#### [PROVIDED RECORDS]
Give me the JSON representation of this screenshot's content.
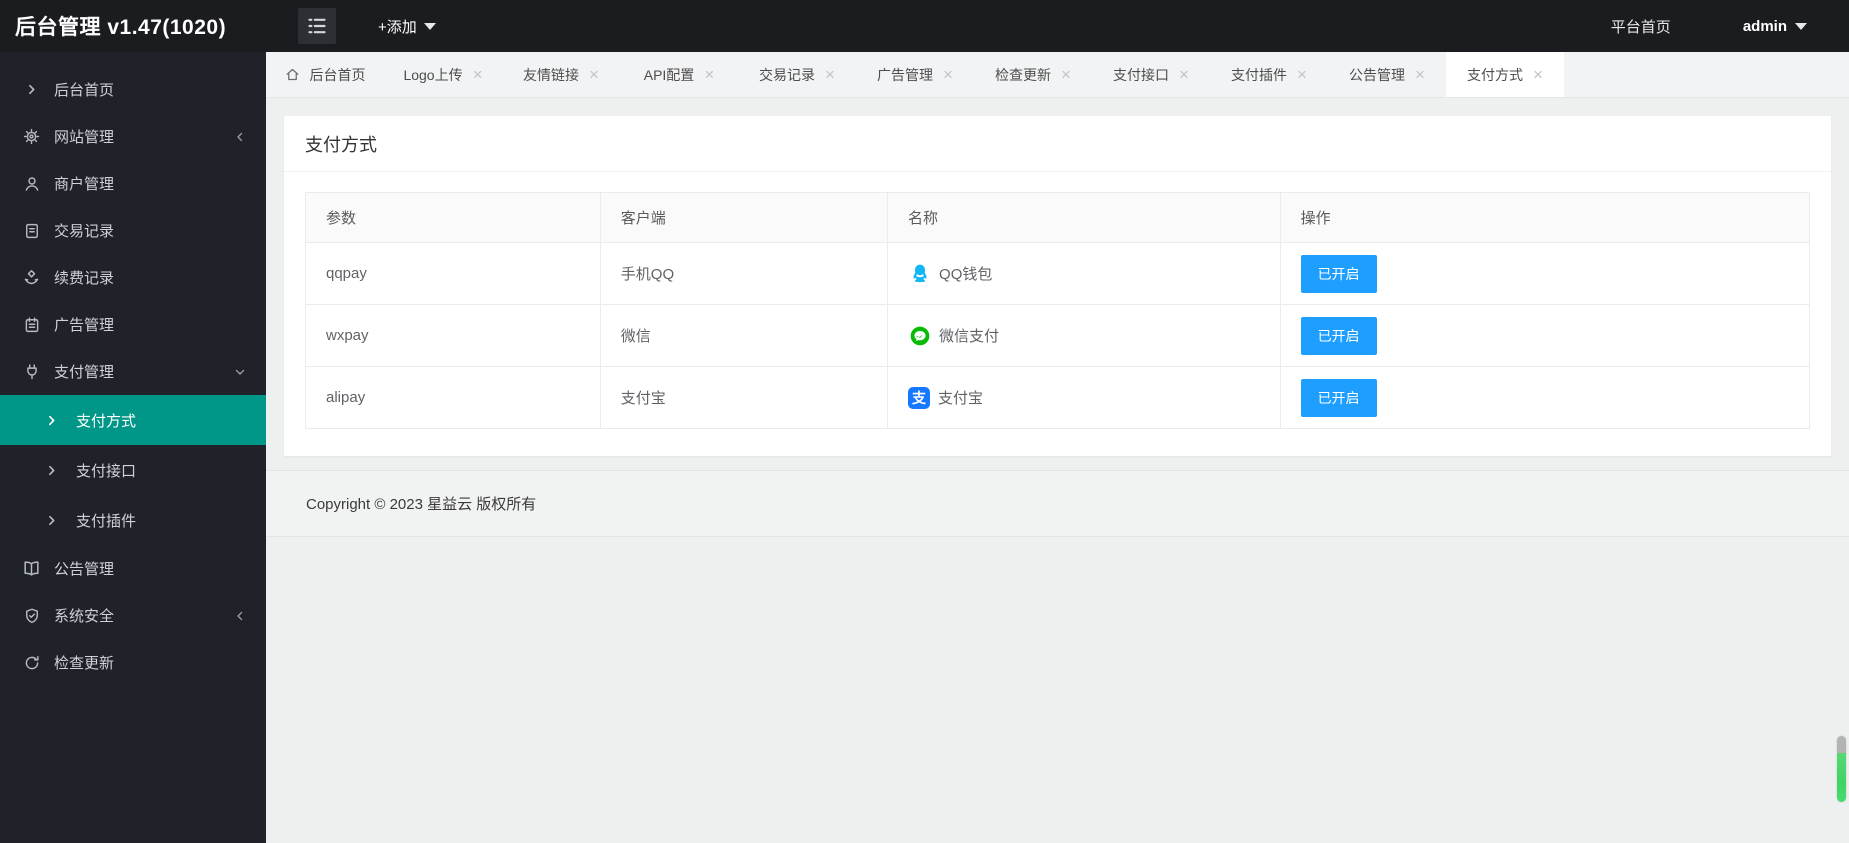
{
  "header": {
    "app_title": "后台管理 v1.47(1020)",
    "add_button_label": "+添加",
    "platform_home_label": "平台首页",
    "username": "admin"
  },
  "sidebar": {
    "items": [
      {
        "label": "后台首页",
        "icon": "chevron-right-icon"
      },
      {
        "label": "网站管理",
        "icon": "gear-icon",
        "state": "collapsed"
      },
      {
        "label": "商户管理",
        "icon": "user-icon"
      },
      {
        "label": "交易记录",
        "icon": "document-icon"
      },
      {
        "label": "续费记录",
        "icon": "renewal-hands-icon"
      },
      {
        "label": "广告管理",
        "icon": "clipboard-icon"
      },
      {
        "label": "支付管理",
        "icon": "plug-icon",
        "state": "expanded"
      },
      {
        "label": "支付方式",
        "type": "sub",
        "active": true
      },
      {
        "label": "支付接口",
        "type": "sub"
      },
      {
        "label": "支付插件",
        "type": "sub"
      },
      {
        "label": "公告管理",
        "icon": "book-icon"
      },
      {
        "label": "系统安全",
        "icon": "shield-icon",
        "state": "collapsed"
      },
      {
        "label": "检查更新",
        "icon": "refresh-icon"
      }
    ]
  },
  "tabs": [
    {
      "label": "后台首页",
      "closable": false,
      "active": false
    },
    {
      "label": "Logo上传",
      "closable": true,
      "active": false
    },
    {
      "label": "友情链接",
      "closable": true,
      "active": false
    },
    {
      "label": "API配置",
      "closable": true,
      "active": false
    },
    {
      "label": "交易记录",
      "closable": true,
      "active": false
    },
    {
      "label": "广告管理",
      "closable": true,
      "active": false
    },
    {
      "label": "检查更新",
      "closable": true,
      "active": false
    },
    {
      "label": "支付接口",
      "closable": true,
      "active": false
    },
    {
      "label": "支付插件",
      "closable": true,
      "active": false
    },
    {
      "label": "公告管理",
      "closable": true,
      "active": false
    },
    {
      "label": "支付方式",
      "closable": true,
      "active": true
    }
  ],
  "page": {
    "title": "支付方式",
    "table": {
      "columns": [
        "参数",
        "客户端",
        "名称",
        "操作"
      ],
      "rows": [
        {
          "param": "qqpay",
          "client": "手机QQ",
          "name": "QQ钱包",
          "icon": "qq-wallet-icon",
          "action_label": "已开启"
        },
        {
          "param": "wxpay",
          "client": "微信",
          "name": "微信支付",
          "icon": "wechat-pay-icon",
          "action_label": "已开启"
        },
        {
          "param": "alipay",
          "client": "支付宝",
          "name": "支付宝",
          "icon": "alipay-icon",
          "action_label": "已开启"
        }
      ]
    }
  },
  "footer": {
    "copyright": "Copyright © 2023 星益云 版权所有"
  },
  "icons": {
    "close_glyph": "×",
    "alipay_glyph": "支"
  },
  "colors": {
    "accent_green": "#009688",
    "button_blue": "#1E9FFF",
    "qq_blue": "#12B7F5",
    "wechat_green": "#09BB07",
    "alipay_blue": "#1677FF"
  }
}
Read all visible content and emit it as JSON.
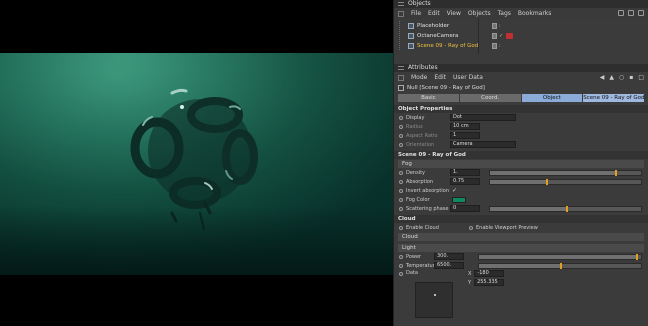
{
  "objects_manager": {
    "title": "Objects",
    "menu": [
      "File",
      "Edit",
      "View",
      "Objects",
      "Tags",
      "Bookmarks"
    ],
    "items": [
      {
        "name": "Placeholder",
        "highlighted": false
      },
      {
        "name": "OctaneCamera",
        "highlighted": false
      },
      {
        "name": "Scene 09 - Ray of God",
        "highlighted": true
      }
    ]
  },
  "attributes": {
    "title": "Attributes",
    "menu": [
      "Mode",
      "Edit",
      "User Data"
    ],
    "object_label": "Null [Scene 09 - Ray of God]",
    "tabs": [
      "Basic",
      "Coord.",
      "Object",
      "Scene 09 - Ray of God"
    ],
    "object_properties": {
      "heading": "Object Properties",
      "display_label": "Display",
      "display_value": "Dot",
      "radius_label": "Radius",
      "radius_value": "10 cm",
      "aspect_label": "Aspect Ratio",
      "aspect_value": "1",
      "orientation_label": "Orientation",
      "orientation_value": "Camera"
    },
    "scene_heading": "Scene 09 - Ray of God",
    "fog": {
      "heading": "Fog",
      "density_label": "Density",
      "density_value": "1.",
      "absorption_label": "Absorption",
      "absorption_value": "0.75",
      "invert_label": "Invert absorption",
      "invert_checked": "✓",
      "color_label": "Fog Color",
      "color": "#0e8a5e",
      "scatter_label": "Scattering phase",
      "scatter_value": "0"
    },
    "cloud": {
      "heading": "Cloud",
      "enable_label": "Enable Cloud",
      "viewport_label": "Enable Viewport Preview",
      "sub_heading": "Cloud"
    },
    "light": {
      "heading": "Light",
      "power_label": "Power",
      "power_value": "300.",
      "temp_label": "Temperature",
      "temp_value": "6500.",
      "data_label": "Data",
      "x_label": "X",
      "x_value": "-180",
      "y_label": "Y",
      "y_value": "255.335"
    }
  }
}
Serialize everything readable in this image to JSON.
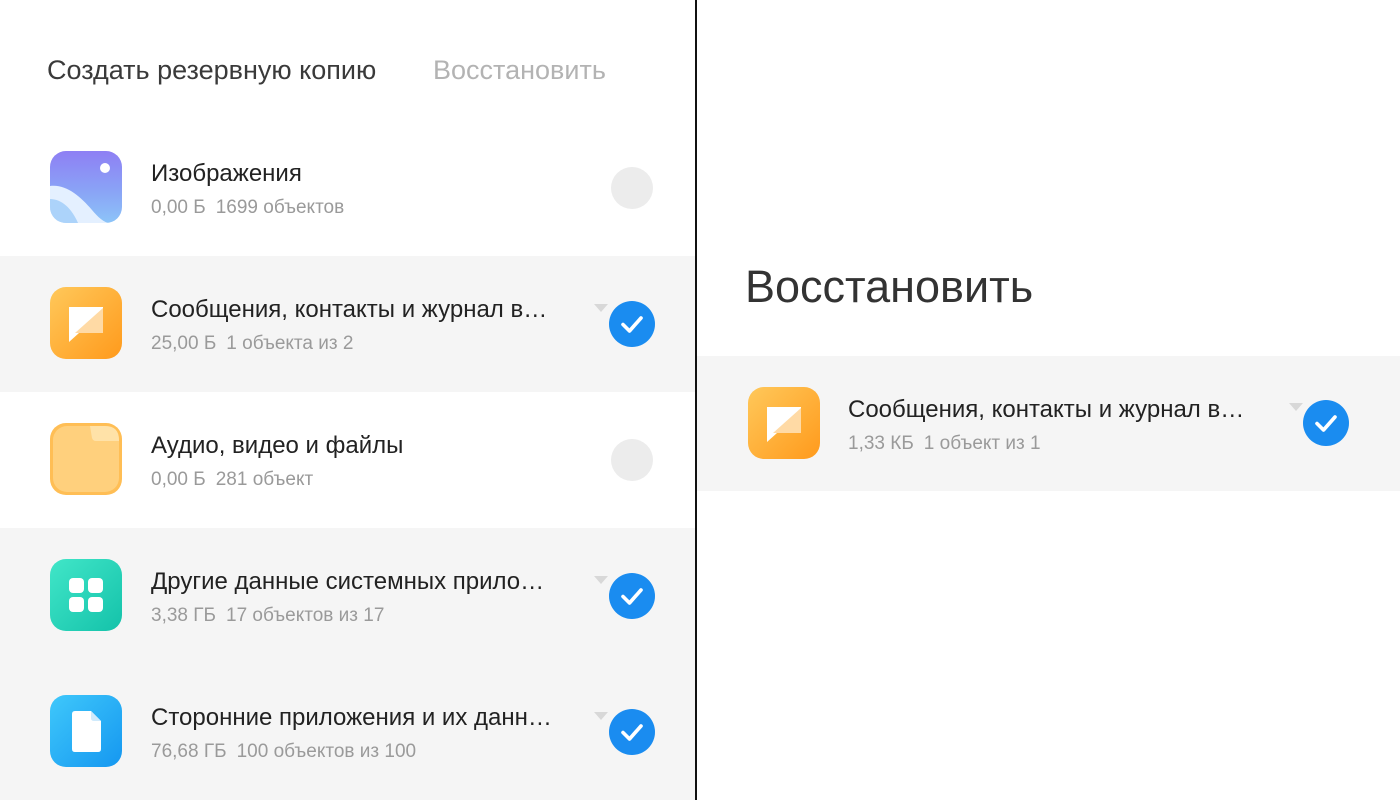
{
  "colors": {
    "accent": "#1a8cf0",
    "selected_row": "#f5f5f5",
    "divider": "#111111"
  },
  "backup": {
    "tabs": [
      {
        "label": "Создать резервную копию",
        "active": true
      },
      {
        "label": "Восстановить",
        "active": false
      }
    ],
    "items": [
      {
        "icon": "gallery-icon",
        "title": "Изображения",
        "size": "0,00 Б",
        "count": "1699 объектов",
        "checked": false,
        "expandable": false
      },
      {
        "icon": "messages-icon",
        "title": "Сообщения, контакты и журнал в…",
        "size": "25,00 Б",
        "count": "1 объекта из 2",
        "checked": true,
        "expandable": true
      },
      {
        "icon": "folder-icon",
        "title": "Аудио, видео и файлы",
        "size": "0,00 Б",
        "count": "281 объект",
        "checked": false,
        "expandable": false
      },
      {
        "icon": "system-apps-grid-icon",
        "title": "Другие данные системных прило…",
        "size": "3,38 ГБ",
        "count": "17 объектов из 17",
        "checked": true,
        "expandable": true
      },
      {
        "icon": "app-document-icon",
        "title": "Сторонние приложения и их данн…",
        "size": "76,68 ГБ",
        "count": "100 объектов из 100",
        "checked": true,
        "expandable": true
      }
    ]
  },
  "restore": {
    "title": "Восстановить",
    "items": [
      {
        "icon": "messages-icon",
        "title": "Сообщения, контакты и журнал в…",
        "size": "1,33 КБ",
        "count": "1 объект из 1",
        "checked": true,
        "expandable": true
      }
    ]
  }
}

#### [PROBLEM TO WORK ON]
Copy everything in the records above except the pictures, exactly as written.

#### [RESULT OF THIS EXERCISE]
Give me the JSON representation of this screenshot's content.
{
  "header": {
    "app_title": "后台管理 v1.47(1020)",
    "add_button_label": "+添加",
    "platform_home_label": "平台首页",
    "username": "admin"
  },
  "sidebar": {
    "items": [
      {
        "label": "后台首页",
        "icon": "chevron-right-icon"
      },
      {
        "label": "网站管理",
        "icon": "gear-icon",
        "state": "collapsed"
      },
      {
        "label": "商户管理",
        "icon": "user-icon"
      },
      {
        "label": "交易记录",
        "icon": "document-icon"
      },
      {
        "label": "续费记录",
        "icon": "renewal-hands-icon"
      },
      {
        "label": "广告管理",
        "icon": "clipboard-icon"
      },
      {
        "label": "支付管理",
        "icon": "plug-icon",
        "state": "expanded"
      },
      {
        "label": "支付方式",
        "type": "sub",
        "active": true
      },
      {
        "label": "支付接口",
        "type": "sub"
      },
      {
        "label": "支付插件",
        "type": "sub"
      },
      {
        "label": "公告管理",
        "icon": "book-icon"
      },
      {
        "label": "系统安全",
        "icon": "shield-icon",
        "state": "collapsed"
      },
      {
        "label": "检查更新",
        "icon": "refresh-icon"
      }
    ]
  },
  "tabs": [
    {
      "label": "后台首页",
      "closable": false,
      "active": false
    },
    {
      "label": "Logo上传",
      "closable": true,
      "active": false
    },
    {
      "label": "友情链接",
      "closable": true,
      "active": false
    },
    {
      "label": "API配置",
      "closable": true,
      "active": false
    },
    {
      "label": "交易记录",
      "closable": true,
      "active": false
    },
    {
      "label": "广告管理",
      "closable": true,
      "active": false
    },
    {
      "label": "检查更新",
      "closable": true,
      "active": false
    },
    {
      "label": "支付接口",
      "closable": true,
      "active": false
    },
    {
      "label": "支付插件",
      "closable": true,
      "active": false
    },
    {
      "label": "公告管理",
      "closable": true,
      "active": false
    },
    {
      "label": "支付方式",
      "closable": true,
      "active": true
    }
  ],
  "page": {
    "title": "支付方式",
    "table": {
      "columns": [
        "参数",
        "客户端",
        "名称",
        "操作"
      ],
      "rows": [
        {
          "param": "qqpay",
          "client": "手机QQ",
          "name": "QQ钱包",
          "icon": "qq-wallet-icon",
          "action_label": "已开启"
        },
        {
          "param": "wxpay",
          "client": "微信",
          "name": "微信支付",
          "icon": "wechat-pay-icon",
          "action_label": "已开启"
        },
        {
          "param": "alipay",
          "client": "支付宝",
          "name": "支付宝",
          "icon": "alipay-icon",
          "action_label": "已开启"
        }
      ]
    }
  },
  "footer": {
    "copyright": "Copyright © 2023 星益云 版权所有"
  },
  "icons": {
    "close_glyph": "×",
    "alipay_glyph": "支"
  },
  "colors": {
    "accent_green": "#009688",
    "button_blue": "#1E9FFF",
    "qq_blue": "#12B7F5",
    "wechat_green": "#09BB07",
    "alipay_blue": "#1677FF"
  }
}
Read all visible content and emit it as JSON.
{
  "objects_manager": {
    "title": "Objects",
    "menu": [
      "File",
      "Edit",
      "View",
      "Objects",
      "Tags",
      "Bookmarks"
    ],
    "items": [
      {
        "name": "Placeholder",
        "highlighted": false
      },
      {
        "name": "OctaneCamera",
        "highlighted": false
      },
      {
        "name": "Scene 09 - Ray of God",
        "highlighted": true
      }
    ]
  },
  "attributes": {
    "title": "Attributes",
    "menu": [
      "Mode",
      "Edit",
      "User Data"
    ],
    "object_label": "Null [Scene 09 - Ray of God]",
    "tabs": [
      "Basic",
      "Coord.",
      "Object",
      "Scene 09 - Ray of God"
    ],
    "object_properties": {
      "heading": "Object Properties",
      "display_label": "Display",
      "display_value": "Dot",
      "radius_label": "Radius",
      "radius_value": "10 cm",
      "aspect_label": "Aspect Ratio",
      "aspect_value": "1",
      "orientation_label": "Orientation",
      "orientation_value": "Camera"
    },
    "scene_heading": "Scene 09 - Ray of God",
    "fog": {
      "heading": "Fog",
      "density_label": "Density",
      "density_value": "1.",
      "absorption_label": "Absorption",
      "absorption_value": "0.75",
      "invert_label": "Invert absorption",
      "invert_checked": "✓",
      "color_label": "Fog Color",
      "color": "#0e8a5e",
      "scatter_label": "Scattering phase",
      "scatter_value": "0"
    },
    "cloud": {
      "heading": "Cloud",
      "enable_label": "Enable Cloud",
      "viewport_label": "Enable Viewport Preview",
      "sub_heading": "Cloud"
    },
    "light": {
      "heading": "Light",
      "power_label": "Power",
      "power_value": "300.",
      "temp_label": "Temperature",
      "temp_value": "6500.",
      "data_label": "Data",
      "x_label": "X",
      "x_value": "-180",
      "y_label": "Y",
      "y_value": "255.335"
    }
  }
}
Serialize everything readable in this image to JSON.
{
  "colors": {
    "accent": "#1a8cf0",
    "selected_row": "#f5f5f5",
    "divider": "#111111"
  },
  "backup": {
    "tabs": [
      {
        "label": "Создать резервную копию",
        "active": true
      },
      {
        "label": "Восстановить",
        "active": false
      }
    ],
    "items": [
      {
        "icon": "gallery-icon",
        "title": "Изображения",
        "size": "0,00 Б",
        "count": "1699 объектов",
        "checked": false,
        "expandable": false
      },
      {
        "icon": "messages-icon",
        "title": "Сообщения, контакты и журнал в…",
        "size": "25,00 Б",
        "count": "1 объекта из 2",
        "checked": true,
        "expandable": true
      },
      {
        "icon": "folder-icon",
        "title": "Аудио, видео и файлы",
        "size": "0,00 Б",
        "count": "281 объект",
        "checked": false,
        "expandable": false
      },
      {
        "icon": "system-apps-grid-icon",
        "title": "Другие данные системных прило…",
        "size": "3,38 ГБ",
        "count": "17 объектов из 17",
        "checked": true,
        "expandable": true
      },
      {
        "icon": "app-document-icon",
        "title": "Сторонние приложения и их данн…",
        "size": "76,68 ГБ",
        "count": "100 объектов из 100",
        "checked": true,
        "expandable": true
      }
    ]
  },
  "restore": {
    "title": "Восстановить",
    "items": [
      {
        "icon": "messages-icon",
        "title": "Сообщения, контакты и журнал в…",
        "size": "1,33 КБ",
        "count": "1 объект из 1",
        "checked": true,
        "expandable": true
      }
    ]
  }
}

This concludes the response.